- Work instruction
Only lines containing "this" belong in the answer, each copied from the entries below.

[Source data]
= Beginning of Section =

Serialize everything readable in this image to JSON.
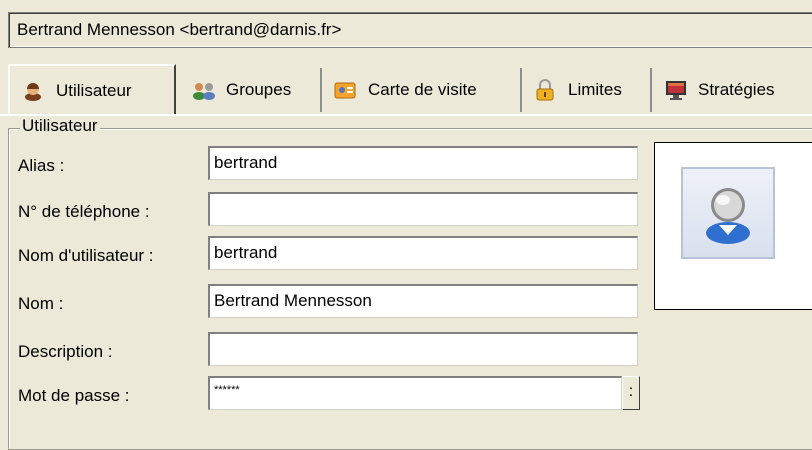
{
  "header": {
    "account": "Bertrand Mennesson <bertrand@darnis.fr>"
  },
  "tabs": [
    {
      "label": "Utilisateur",
      "icon": "user-icon",
      "active": true
    },
    {
      "label": "Groupes",
      "icon": "groups-icon",
      "active": false
    },
    {
      "label": "Carte de visite",
      "icon": "business-card-icon",
      "active": false
    },
    {
      "label": "Limites",
      "icon": "lock-icon",
      "active": false
    },
    {
      "label": "Stratégies",
      "icon": "monitor-icon",
      "active": false
    }
  ],
  "group": {
    "title": "Utilisateur"
  },
  "fields": {
    "alias": {
      "label": "Alias :",
      "value": "bertrand"
    },
    "phone": {
      "label": "N° de téléphone :",
      "value": ""
    },
    "username": {
      "label": "Nom d'utilisateur :",
      "value": "bertrand"
    },
    "name": {
      "label": "Nom :",
      "value": "Bertrand Mennesson"
    },
    "description": {
      "label": "Description :",
      "value": ""
    },
    "password": {
      "label": "Mot de passe :",
      "value": "******",
      "button": ":"
    }
  },
  "photo": {
    "icon": "user-avatar-icon"
  }
}
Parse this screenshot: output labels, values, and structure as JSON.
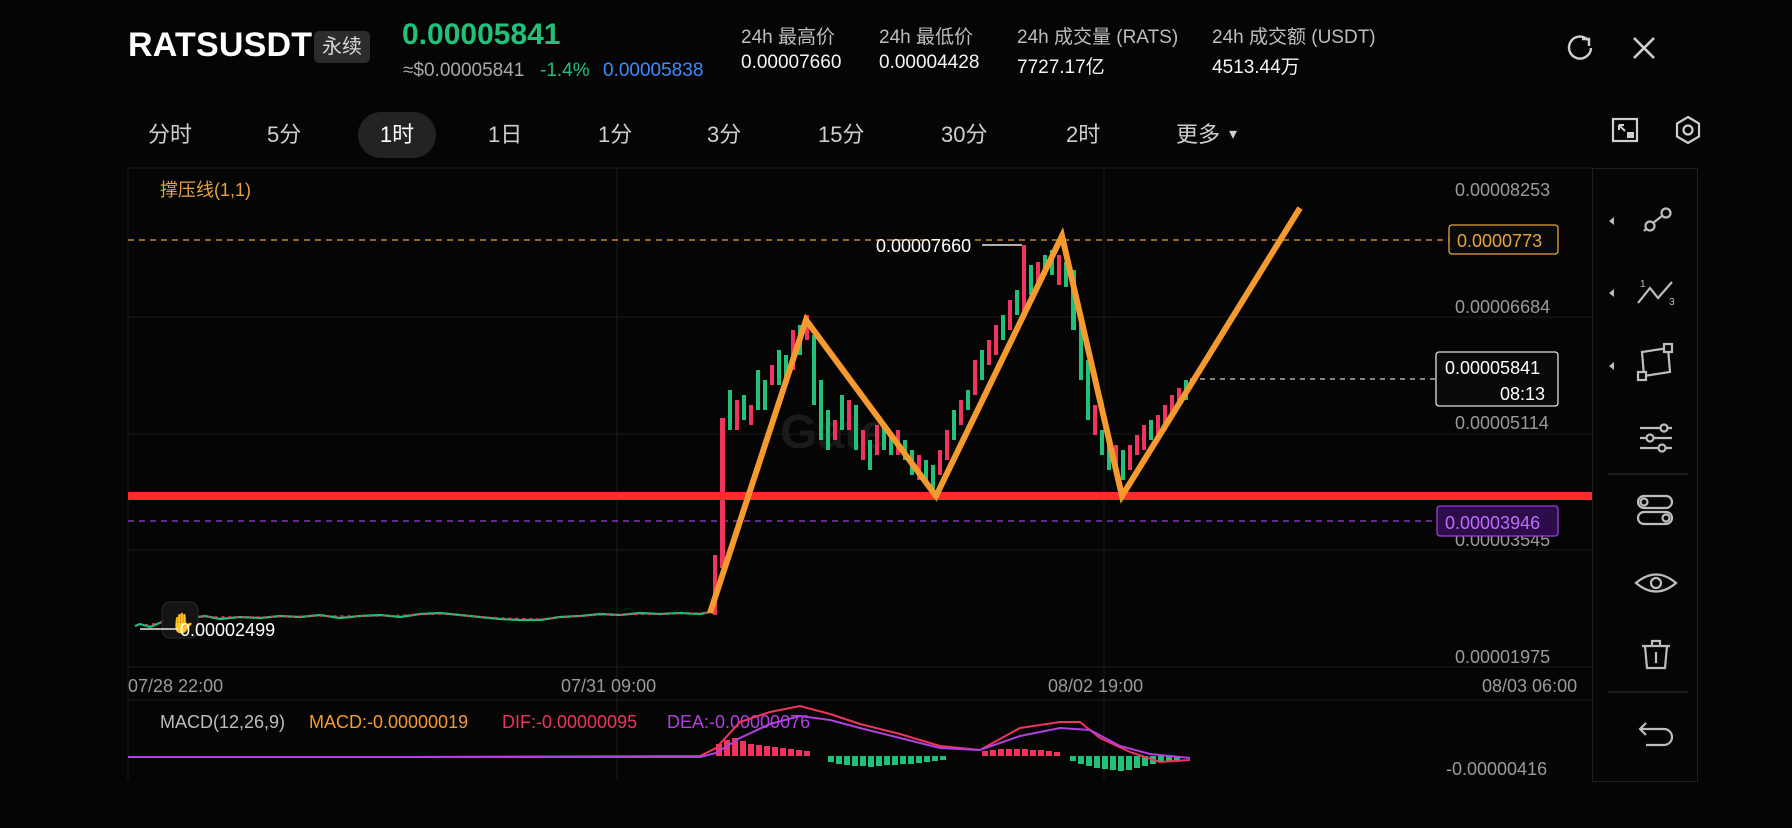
{
  "header": {
    "symbol": "RATSUSDT",
    "contract_type": "永续",
    "last_price": "0.00005841",
    "usd_price": "≈$0.00005841",
    "change_pct": "-1.4%",
    "mark_price": "0.00005838",
    "stats": [
      {
        "label": "24h 最高价",
        "value": "0.00007660"
      },
      {
        "label": "24h 最低价",
        "value": "0.00004428"
      },
      {
        "label": "24h 成交量 (RATS)",
        "value": "7727.17亿"
      },
      {
        "label": "24h 成交额 (USDT)",
        "value": "4513.44万"
      }
    ],
    "icons": [
      "refresh-icon",
      "close-icon"
    ]
  },
  "timeframes": {
    "items": [
      "分时",
      "5分",
      "1时",
      "1日",
      "1分",
      "3分",
      "15分",
      "30分",
      "2时",
      "更多"
    ],
    "active": "1时",
    "more_caret": "▾"
  },
  "toolbar_icons": [
    "fullscreen-icon",
    "settings-hex-icon"
  ],
  "chart": {
    "indicator_label": "撑压线(1,1)",
    "price_axis": [
      "0.00008253",
      "0.00006684",
      "0.00005114",
      "0.00003545",
      "0.00001975"
    ],
    "time_axis": [
      "07/28 22:00",
      "07/31 09:00",
      "08/02 19:00",
      "08/03 06:00"
    ],
    "high_marker": "0.00007660",
    "low_marker": "0.00002499",
    "resistance_tag": "0.0000773",
    "support_tag": "0.00003946",
    "current_price_tag": "0.00005841",
    "countdown": "08:13",
    "colors": {
      "up": "#21c17a",
      "down": "#f0345e",
      "resistance": "#e8a33c",
      "support": "#9b3fdc",
      "drawing": "#f59a2f",
      "red_line": "#ff2a2a"
    }
  },
  "macd": {
    "title": "MACD(12,26,9)",
    "macd": "MACD:-0.00000019",
    "dif": "DIF:-0.00000095",
    "dea": "DEA:-0.00000076",
    "axis_value": "-0.00000416",
    "colors": {
      "macd": "#f59a2f",
      "dif": "#f0345e",
      "dea": "#b040e0"
    }
  },
  "side_tools": [
    "trendline-tool-icon",
    "wave-tool-icon",
    "shape-tool-icon",
    "sliders-icon",
    "layers-settings-icon",
    "visibility-eye-icon",
    "trash-icon",
    "undo-icon"
  ]
}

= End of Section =

- Exercise solution
Serialize everything readable in this image to JSON.
Parse this screenshot: output labels, values, and structure as JSON.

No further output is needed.